Emscripten provides the following preprocessor macros that can be used to identify the compiler version and platform:
The preprocessor define
__EMSCRIPTEN__is always defined when compiling programs with Emscripten.
The preprocessor variables
__EMSCRIPTEN_tiny__specify, as integers, the currently used Emscripten compiler version.
Emscripten behaves like a variant of Unix, so the preprocessor defines
__unix__are always present when compiling code with Emscripten.
Emscripten uses Clang/LLVM as its underlying codegen compiler, so the preprocessor defines
__clang__are defined, and the preprocessor defines
__clang_patchlevel__indicate the version of Clang that is used.
Clang/LLVM is GCC-compatible, so the preprocessor defines
__GNUC_PATCHLEVEL__are also defined to represent the level of GCC compatibility that Clang/LLVM provides.
The preprocessor string
__VERSION__indicates the GCC compatible version, which is expanded to also show Emscripten version information.
__clang_version__is present and indicates both Emscripten and LLVM version information.
Emscripten is a 32-bit platform, so
size_tis a 32-bit unsigned integer,
When targeting SSEx SIMD APIs using one of the command line compiler flags
-msse4.1, one or more of the preprocessor flags
__SSE4_1__will be present to indicate available support for these instruction sets.
If targeting the pthreads multithreading support with the compiler & linker flag
-s USE_PTHREADS=1, the preprocessor define
__EMSCRIPTEN_PTHREADS__will be present.
Sometimes it can be useful to use a compiler wrapper in order to do things like
ccache the normal method of
simply wrapping the entire compiler should work, e.g.
ccache emcc. For
distributed builds it can be beneficial to run the emscripten driver locally and
distribute only the underlying clang commands. If this is desirable, the
COMPILER_WRAPPER setting in the config file can be used to add a wrapper
around the internal calls to clang. Like other config settings this can also be
set via an environment variable. e.g:
EM_COMPILER_WRAPPER=gomacc emcc -c hello.c
The Emscripten test suite (tests/runner.py) contains a number of good examples — large C/C++ projects that are built using their normal build systems as described above: freetype, openjpeg, zlib, bullet and poppler.
It is also worth looking at the build scripts in the ammo.js project.
Make sure to use
emar (which calls
llvm-ar), as the system
not support our object files.
emconfigure set the AR
environment variable correctly, but a build system might incorrectly hardcode
Similarly, using the system
ranlib instead of
emranlib (which calls
llvm-ranlib) may lead to problems, like not supporting our object files
and removing the index, leading to
archive has no index; run ranlib to add one from
wasm-ld. Again, using
emconfigure should avoid this by setting the env var RANLIB,
but a build system might have it hardcoded, or require you to
pass an option.
The compilation error
multiply defined symbol indicates that the project has linked a particular static library multiple times.
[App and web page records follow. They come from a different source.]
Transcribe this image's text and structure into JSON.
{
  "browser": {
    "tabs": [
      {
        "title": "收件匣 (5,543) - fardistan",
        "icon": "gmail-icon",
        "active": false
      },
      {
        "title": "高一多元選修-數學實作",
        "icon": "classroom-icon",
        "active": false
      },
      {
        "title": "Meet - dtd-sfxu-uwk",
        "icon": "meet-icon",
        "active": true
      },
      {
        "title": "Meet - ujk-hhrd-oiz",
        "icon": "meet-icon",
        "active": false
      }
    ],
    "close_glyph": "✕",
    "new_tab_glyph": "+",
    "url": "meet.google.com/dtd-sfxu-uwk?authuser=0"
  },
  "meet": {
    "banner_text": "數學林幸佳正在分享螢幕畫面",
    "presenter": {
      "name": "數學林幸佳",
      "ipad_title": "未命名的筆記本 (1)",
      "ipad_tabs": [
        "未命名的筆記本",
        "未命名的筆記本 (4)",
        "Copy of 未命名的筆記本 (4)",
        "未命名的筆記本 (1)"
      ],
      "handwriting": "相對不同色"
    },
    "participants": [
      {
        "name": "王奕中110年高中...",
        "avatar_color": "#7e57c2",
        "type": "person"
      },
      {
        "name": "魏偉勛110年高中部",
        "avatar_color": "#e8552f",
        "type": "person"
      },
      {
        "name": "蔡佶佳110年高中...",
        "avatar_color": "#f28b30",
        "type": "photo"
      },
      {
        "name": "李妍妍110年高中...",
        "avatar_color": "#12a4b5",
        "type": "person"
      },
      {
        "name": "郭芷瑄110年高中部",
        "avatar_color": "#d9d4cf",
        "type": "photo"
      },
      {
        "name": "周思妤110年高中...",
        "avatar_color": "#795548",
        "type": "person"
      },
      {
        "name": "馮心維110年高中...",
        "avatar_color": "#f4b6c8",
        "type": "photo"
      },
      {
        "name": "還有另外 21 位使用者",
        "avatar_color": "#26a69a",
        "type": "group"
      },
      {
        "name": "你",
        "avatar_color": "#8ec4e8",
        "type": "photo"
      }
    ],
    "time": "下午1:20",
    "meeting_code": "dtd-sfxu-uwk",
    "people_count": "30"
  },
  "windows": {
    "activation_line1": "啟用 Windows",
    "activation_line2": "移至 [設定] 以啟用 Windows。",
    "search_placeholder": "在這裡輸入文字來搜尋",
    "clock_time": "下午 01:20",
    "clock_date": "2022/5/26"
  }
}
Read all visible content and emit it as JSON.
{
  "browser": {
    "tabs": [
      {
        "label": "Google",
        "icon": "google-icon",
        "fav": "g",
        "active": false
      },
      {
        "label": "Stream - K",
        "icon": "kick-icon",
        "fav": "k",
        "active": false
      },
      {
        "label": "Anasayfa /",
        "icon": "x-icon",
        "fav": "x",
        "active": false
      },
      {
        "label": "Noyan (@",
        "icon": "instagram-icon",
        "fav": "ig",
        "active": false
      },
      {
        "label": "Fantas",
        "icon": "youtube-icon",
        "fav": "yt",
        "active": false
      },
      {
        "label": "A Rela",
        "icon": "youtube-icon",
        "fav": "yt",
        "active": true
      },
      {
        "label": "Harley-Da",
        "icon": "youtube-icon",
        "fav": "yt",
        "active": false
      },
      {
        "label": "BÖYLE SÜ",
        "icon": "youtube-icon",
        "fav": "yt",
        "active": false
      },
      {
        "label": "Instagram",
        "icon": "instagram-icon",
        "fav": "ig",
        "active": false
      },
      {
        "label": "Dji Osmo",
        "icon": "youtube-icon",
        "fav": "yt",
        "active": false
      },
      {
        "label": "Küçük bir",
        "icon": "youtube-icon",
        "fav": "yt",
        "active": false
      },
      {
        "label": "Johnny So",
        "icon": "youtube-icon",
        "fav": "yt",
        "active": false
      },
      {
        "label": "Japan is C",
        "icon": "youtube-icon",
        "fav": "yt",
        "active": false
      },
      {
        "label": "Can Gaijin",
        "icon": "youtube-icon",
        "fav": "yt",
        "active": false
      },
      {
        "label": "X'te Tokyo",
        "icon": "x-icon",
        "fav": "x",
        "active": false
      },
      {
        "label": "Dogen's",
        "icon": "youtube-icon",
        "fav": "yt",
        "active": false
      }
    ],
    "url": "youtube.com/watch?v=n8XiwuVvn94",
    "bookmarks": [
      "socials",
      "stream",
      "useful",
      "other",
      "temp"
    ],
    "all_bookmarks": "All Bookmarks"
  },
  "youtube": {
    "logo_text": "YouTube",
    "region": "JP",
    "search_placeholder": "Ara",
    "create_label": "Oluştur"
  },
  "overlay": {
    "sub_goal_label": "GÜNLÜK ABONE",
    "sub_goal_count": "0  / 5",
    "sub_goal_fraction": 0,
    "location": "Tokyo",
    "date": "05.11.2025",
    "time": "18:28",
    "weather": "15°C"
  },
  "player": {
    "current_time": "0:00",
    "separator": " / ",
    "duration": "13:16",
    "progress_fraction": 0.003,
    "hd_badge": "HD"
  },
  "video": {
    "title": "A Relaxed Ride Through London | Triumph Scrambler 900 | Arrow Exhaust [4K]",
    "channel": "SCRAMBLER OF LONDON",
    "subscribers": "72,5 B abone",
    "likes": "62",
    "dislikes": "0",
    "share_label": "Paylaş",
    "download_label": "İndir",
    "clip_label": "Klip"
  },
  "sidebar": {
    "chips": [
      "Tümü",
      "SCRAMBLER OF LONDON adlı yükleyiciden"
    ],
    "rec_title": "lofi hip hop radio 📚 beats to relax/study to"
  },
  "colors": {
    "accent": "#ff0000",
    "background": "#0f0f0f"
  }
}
The project will need to be changed so that the problem library is linked only once.
You can use
llvm-nm to see which symbols are defined in each object file.
One solution is to use the dynamic-linking approach described above. This ensures that libraries are linked only once, in the final build stage.